    1. Bring a pot of salted water to the boil, and cook pasta to al dente. Drain and set aside to cool a bit. While you wait for the pasta to cook, carry on:

    2. In a medium to large pan, bring the 1/3 cup oil up to tempertaure over medium-high heat. Slice zucchini or squash into 1/4" rounds. Fry in a few batches, to make sure the oil stays hot. The zucchini/squash should sizzle immediately when added to the oil. Cook until golden brown, then flip. Transfer to a paper towel lined plate or cooling rack to allow excess oil to drain, and sprinkle lightly with sea salt. Repeat with remaining zucchini.

    3. In a food processor or blender, combine all the ingredients for the pesto. If necessary, add a TB or two of water or more oil to help blend. Taste, and adjust seasoning. 

    4. Cut tomaotes into small bite-sized pieces, chop scallions into small rounds, and add to a large bowl or container. Add the remaining ingredients for the salad, fried zucchini, and the pesto. Gently toss in the cooked and slightly cooled pasta, and adjust seasoning/lemon juice and zest. Serve with freshly cracked black peper and nutritional yeast, if desired. Pasta will keep for up to 4 days, covered in the fridge.



     The zucchini and summer squash, all green and gold and glorius!

    Cut into rounds...and ready to pan fry:

    Fried and fabulous (did you know that is a food cart here in Madison??):

    Ok-we're making progress! The arugula, tomatoes, green onions, capers (I got my salt-packed capers from Fraboni's Italian market in Madison. Love that place, and spend waaay too much when I go there! Fun Fact: my boyfriend's grandfather had a butcher shop right accross the street from the Fraboni's on Regent street, back in the glory days of the Greenbush area in Madison!).

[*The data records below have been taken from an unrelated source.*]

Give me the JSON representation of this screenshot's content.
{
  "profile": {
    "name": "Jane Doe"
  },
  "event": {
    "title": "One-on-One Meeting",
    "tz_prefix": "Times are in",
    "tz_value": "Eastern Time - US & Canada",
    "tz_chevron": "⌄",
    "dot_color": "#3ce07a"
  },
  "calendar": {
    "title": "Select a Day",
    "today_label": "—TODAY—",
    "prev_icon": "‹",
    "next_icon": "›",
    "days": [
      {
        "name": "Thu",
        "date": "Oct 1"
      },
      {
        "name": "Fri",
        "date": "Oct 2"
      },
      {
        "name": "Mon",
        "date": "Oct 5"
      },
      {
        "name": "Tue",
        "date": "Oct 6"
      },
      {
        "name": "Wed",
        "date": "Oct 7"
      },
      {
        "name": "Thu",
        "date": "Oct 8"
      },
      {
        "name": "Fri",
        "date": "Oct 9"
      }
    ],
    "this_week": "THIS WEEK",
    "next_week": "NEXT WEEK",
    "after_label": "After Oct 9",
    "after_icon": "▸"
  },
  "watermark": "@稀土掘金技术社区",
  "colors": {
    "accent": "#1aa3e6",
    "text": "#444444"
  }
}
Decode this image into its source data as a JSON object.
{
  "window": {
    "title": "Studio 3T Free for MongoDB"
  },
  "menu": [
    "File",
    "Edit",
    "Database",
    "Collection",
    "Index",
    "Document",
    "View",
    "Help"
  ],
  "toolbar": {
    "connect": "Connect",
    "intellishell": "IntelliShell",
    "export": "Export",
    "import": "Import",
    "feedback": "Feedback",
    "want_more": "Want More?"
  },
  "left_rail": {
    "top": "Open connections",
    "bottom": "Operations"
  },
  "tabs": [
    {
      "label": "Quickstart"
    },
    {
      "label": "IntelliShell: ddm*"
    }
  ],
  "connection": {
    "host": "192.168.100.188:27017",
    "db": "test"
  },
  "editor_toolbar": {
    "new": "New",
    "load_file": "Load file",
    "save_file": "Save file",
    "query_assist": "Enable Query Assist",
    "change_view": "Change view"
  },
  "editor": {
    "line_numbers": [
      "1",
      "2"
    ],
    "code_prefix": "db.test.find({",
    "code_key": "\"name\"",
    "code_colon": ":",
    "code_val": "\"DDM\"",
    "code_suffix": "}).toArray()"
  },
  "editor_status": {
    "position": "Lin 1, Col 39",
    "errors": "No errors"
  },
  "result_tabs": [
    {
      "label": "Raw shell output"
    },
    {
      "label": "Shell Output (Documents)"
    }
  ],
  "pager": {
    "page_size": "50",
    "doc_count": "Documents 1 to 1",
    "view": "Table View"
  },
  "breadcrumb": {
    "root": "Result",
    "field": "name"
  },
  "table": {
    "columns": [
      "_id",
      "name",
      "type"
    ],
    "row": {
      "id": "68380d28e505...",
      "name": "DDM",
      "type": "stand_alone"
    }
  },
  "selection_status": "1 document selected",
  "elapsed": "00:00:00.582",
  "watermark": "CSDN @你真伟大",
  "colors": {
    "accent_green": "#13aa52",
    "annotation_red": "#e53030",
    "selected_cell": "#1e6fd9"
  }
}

    Ok, now for the pesto! You may toast your nuts (ha!) or sunflower seeds if you are using them. Really, I included this picture because my boyfriend, as awesome as he is, got me an All-Clad Copper Core 10" fying pan for by birthday. Can I tell you how amazing nice cookware is? Such a treat after dealing with my sub-par pans for years! I will slowly have nice cookware...one piece at a time!

    Everything for the pesto into a blender or food processor:

    And there you have it-a delicious vegan pesto perfect for this recipe OR for anything you'd like to use it for.

    Now we gently toss everything together. You are done! Make sure to taste for seasonings and lemon-I usually have to spike mine with another pinch of sea salt. But do your thang!

    Enjoy now, or cover and place into the fridge. You can snack on this all week, or share it at a summer picnic or cookout. Enjoy and HAPPY SUMMER!